  • appropriate purposes
  • limiting collection, use and disclosure
  • retention and disposal of personal information
  • accuracy of personal information
  • security safeguards (which now includes details on security breach disclosure)
  • openness and transparency (which now includes algorithmic transparency)

There are also access rights that enable individuals to seek information directly from organizations and, of course, the ability for individuals to file complaints with the Privacy Commissioner of Canada where they believe their rights have been violated.

6.    Codes of Practice

One of the more controversial aspects of the law is likely to be creation of new codes of practice that will allow private organizations to establish a code for complying with the law that will be approved by the Privacy Commissioner of Canada. If approved, the code will effectively establish the legal obligations for the organization. The bill states:



An entity may, in the manner provided by the regulations, apply to the Commissioner for approval of a code of practice that provides for substantially the same or greater protection of personal information as some or all of the protection provided under this Act.

In addition, the organization may establish a certification program which includes a code of practice, implementing guidelines, independent verification, and disciplinary measures for non-compliance. These can be approved by the Commissioner and will give organizations some flexibility in crafting how they propose to comply with the law.

There is obviously much more in the bill that will require careful study and (as noted several times), many of the details will require regulations.

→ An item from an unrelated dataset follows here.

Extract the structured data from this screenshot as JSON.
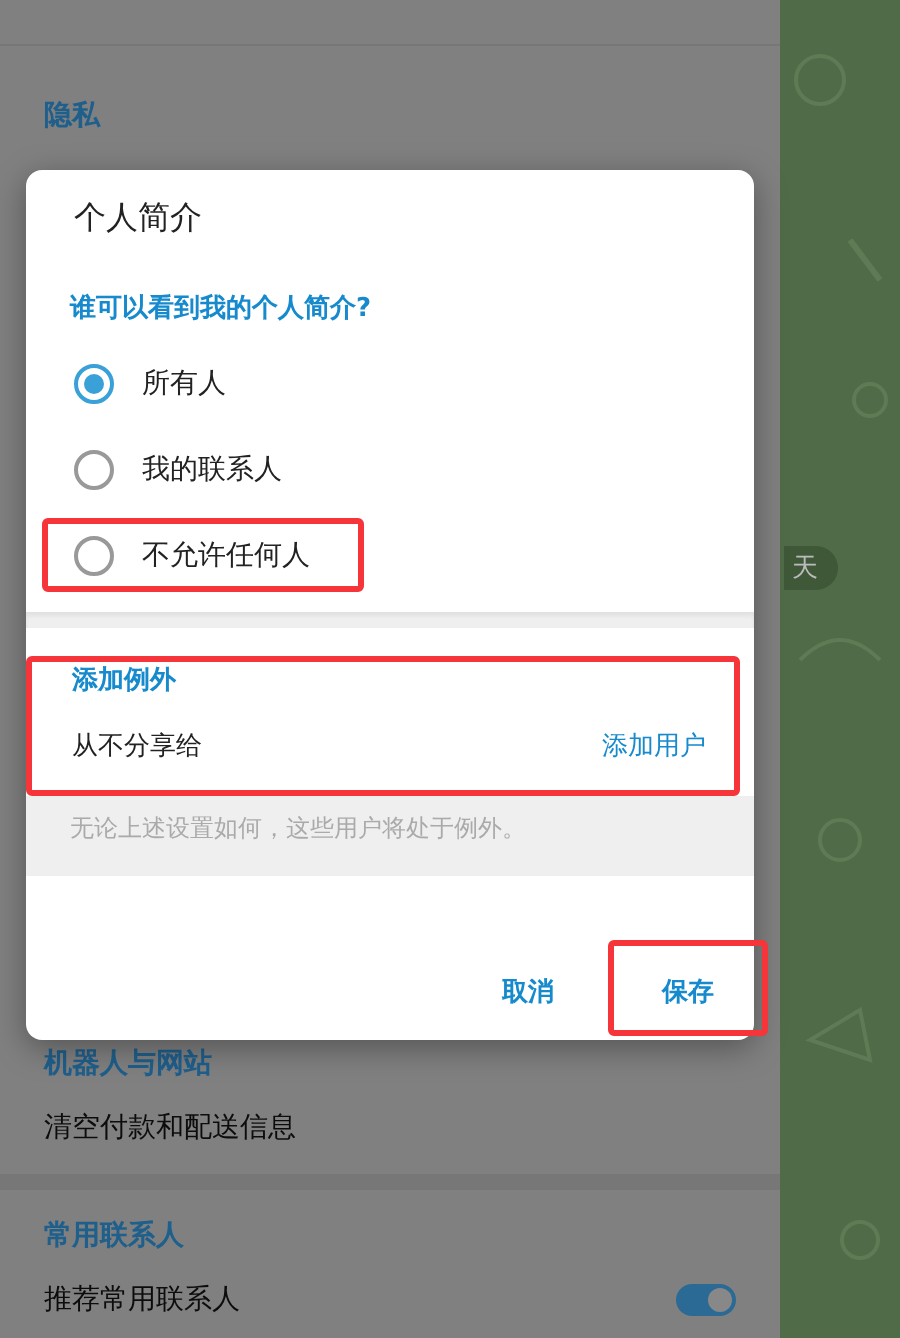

More posts and analysis to follow in the weeks ahead.

 
 

About The Author

Michael Geist's picture

Dr. Michael Geist is a law professor at the University of Ottawa where he holds the Canada Research Chair in Internet and E-commerce Law. He has obtained a Bachelor of Laws (LL.B.) degree from Osgoode Hall Law School... More